Required work
Return each entry exactly, omitting nothing.
^^^^
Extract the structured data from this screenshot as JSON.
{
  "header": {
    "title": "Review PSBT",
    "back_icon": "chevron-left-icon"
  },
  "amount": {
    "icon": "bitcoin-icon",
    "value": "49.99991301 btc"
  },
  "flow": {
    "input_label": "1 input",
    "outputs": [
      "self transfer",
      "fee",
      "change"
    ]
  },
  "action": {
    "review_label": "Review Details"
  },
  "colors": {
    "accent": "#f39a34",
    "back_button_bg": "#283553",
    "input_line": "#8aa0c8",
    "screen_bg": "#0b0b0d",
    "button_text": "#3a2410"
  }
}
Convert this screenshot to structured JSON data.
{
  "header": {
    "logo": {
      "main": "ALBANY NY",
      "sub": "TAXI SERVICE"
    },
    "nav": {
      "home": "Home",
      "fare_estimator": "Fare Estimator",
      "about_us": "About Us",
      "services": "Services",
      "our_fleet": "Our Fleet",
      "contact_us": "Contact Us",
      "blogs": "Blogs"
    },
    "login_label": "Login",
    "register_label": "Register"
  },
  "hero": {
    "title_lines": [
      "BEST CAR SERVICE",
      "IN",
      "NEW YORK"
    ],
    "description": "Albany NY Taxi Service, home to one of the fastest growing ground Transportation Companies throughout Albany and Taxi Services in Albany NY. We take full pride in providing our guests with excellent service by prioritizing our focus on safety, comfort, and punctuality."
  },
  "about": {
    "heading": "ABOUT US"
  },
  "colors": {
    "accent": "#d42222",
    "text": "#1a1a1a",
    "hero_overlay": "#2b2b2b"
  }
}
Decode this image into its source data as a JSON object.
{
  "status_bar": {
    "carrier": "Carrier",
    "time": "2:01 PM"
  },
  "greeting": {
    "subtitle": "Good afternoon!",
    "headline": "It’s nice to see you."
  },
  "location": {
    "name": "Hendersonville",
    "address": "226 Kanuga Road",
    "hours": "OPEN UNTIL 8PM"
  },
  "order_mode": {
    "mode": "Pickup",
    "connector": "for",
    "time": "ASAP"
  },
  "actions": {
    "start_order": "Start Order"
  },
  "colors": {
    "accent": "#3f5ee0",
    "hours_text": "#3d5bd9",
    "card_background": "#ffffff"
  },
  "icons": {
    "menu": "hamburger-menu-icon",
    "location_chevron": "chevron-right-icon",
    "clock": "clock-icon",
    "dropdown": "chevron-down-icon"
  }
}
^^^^
Response area
Extract the structured data from this screenshot as JSON.
{
  "header": {
    "title": "Review PSBT",
    "back_icon": "chevron-left-icon"
  },
  "amount": {
    "icon": "bitcoin-icon",
    "value": "49.99991301 btc"
  },
  "flow": {
    "input_label": "1 input",
    "outputs": [
      "self transfer",
      "fee",
      "change"
    ]
  },
  "action": {
    "review_label": "Review Details"
  },
  "colors": {
    "accent": "#f39a34",
    "back_button_bg": "#283553",
    "input_line": "#8aa0c8",
    "screen_bg": "#0b0b0d",
    "button_text": "#3a2410"
  }
}
Convert this screenshot to structured JSON data.
{
  "header": {
    "logo": {
      "main": "ALBANY NY",
      "sub": "TAXI SERVICE"
    },
    "nav": {
      "home": "Home",
      "fare_estimator": "Fare Estimator",
      "about_us": "About Us",
      "services": "Services",
      "our_fleet": "Our Fleet",
      "contact_us": "Contact Us",
      "blogs": "Blogs"
    },
    "login_label": "Login",
    "register_label": "Register"
  },
  "hero": {
    "title_lines": [
      "BEST CAR SERVICE",
      "IN",
      "NEW YORK"
    ],
    "description": "Albany NY Taxi Service, home to one of the fastest growing ground Transportation Companies throughout Albany and Taxi Services in Albany NY. We take full pride in providing our guests with excellent service by prioritizing our focus on safety, comfort, and punctuality."
  },
  "about": {
    "heading": "ABOUT US"
  },
  "colors": {
    "accent": "#d42222",
    "text": "#1a1a1a",
    "hero_overlay": "#2b2b2b"
  }
}
Decode this image into its source data as a JSON object.
{
  "status_bar": {
    "carrier": "Carrier",
    "time": "2:01 PM"
  },
  "greeting": {
    "subtitle": "Good afternoon!",
    "headline": "It’s nice to see you."
  },
  "location": {
    "name": "Hendersonville",
    "address": "226 Kanuga Road",
    "hours": "OPEN UNTIL 8PM"
  },
  "order_mode": {
    "mode": "Pickup",
    "connector": "for",
    "time": "ASAP"
  },
  "actions": {
    "start_order": "Start Order"
  },
  "colors": {
    "accent": "#3f5ee0",
    "hours_text": "#3d5bd9",
    "card_background": "#ffffff"
  },
  "icons": {
    "menu": "hamburger-menu-icon",
    "location_chevron": "chevron-right-icon",
    "clock": "clock-icon",
    "dropdown": "chevron-down-icon"
  }
}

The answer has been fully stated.